▶ **EXERCISE DIRECTIONS**:
Copy, from the material below, each line that contains the word "icon".

╭──

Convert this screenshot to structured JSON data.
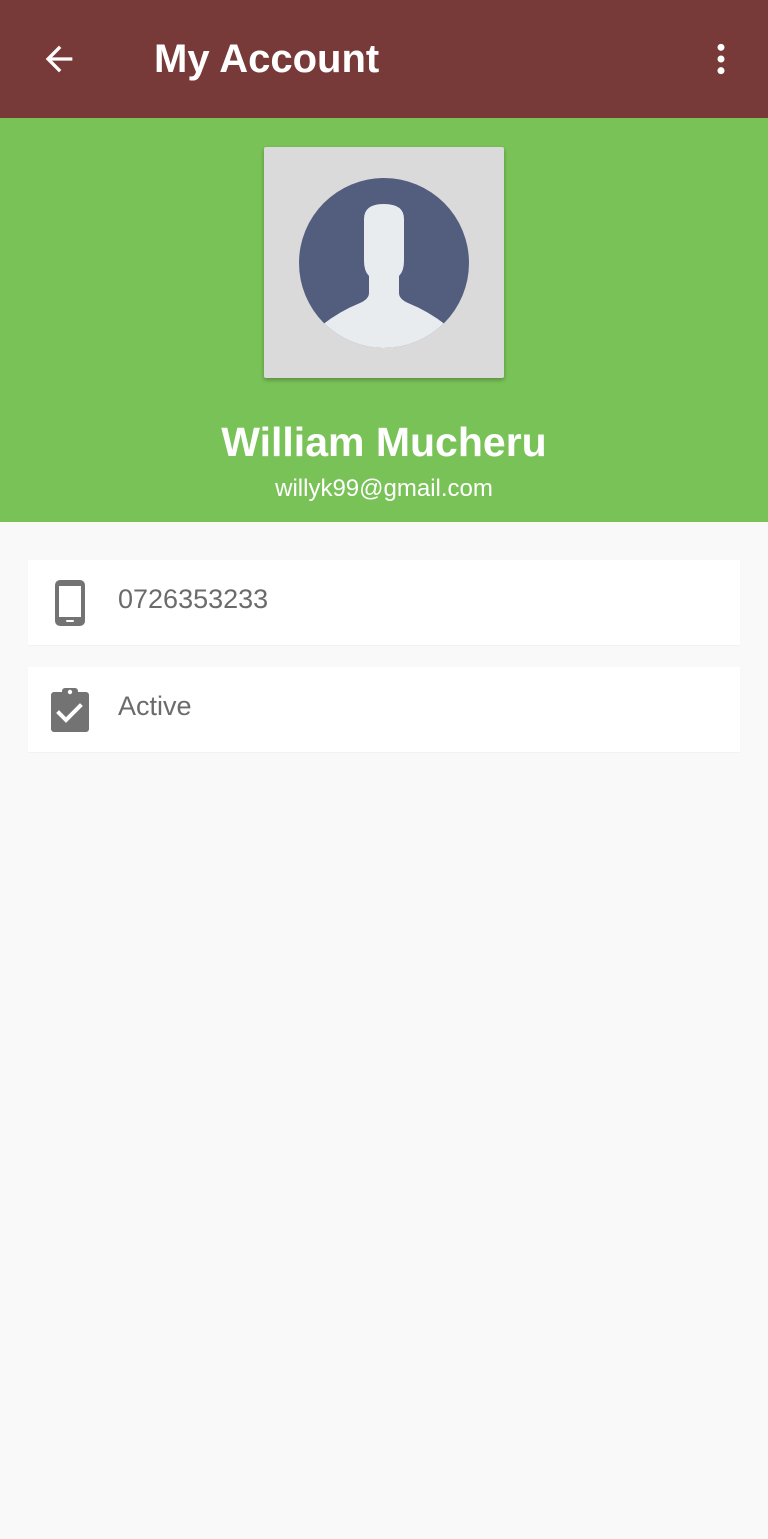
{
  "app_bar": {
    "title": "My Account",
    "background_color": "#783a38",
    "back_icon": "arrow-left-icon",
    "menu_icon": "more-vertical-icon"
  },
  "profile": {
    "background_color": "#79c257",
    "avatar_icon": "user-placeholder-icon",
    "name": "William Mucheru",
    "email": "willyk99@gmail.com"
  },
  "details": {
    "phone": {
      "icon": "smartphone-icon",
      "value": "0726353233"
    },
    "status": {
      "icon": "clipboard-check-icon",
      "value": "Active"
    }
  }
}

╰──

▶ **EXPECTED ANSWER**:
    "back_icon": "arrow-left-icon",
    "menu_icon": "more-vertical-icon"
    "avatar_icon": "user-placeholder-icon",
      "icon": "smartphone-icon",
      "icon": "clipboard-check-icon",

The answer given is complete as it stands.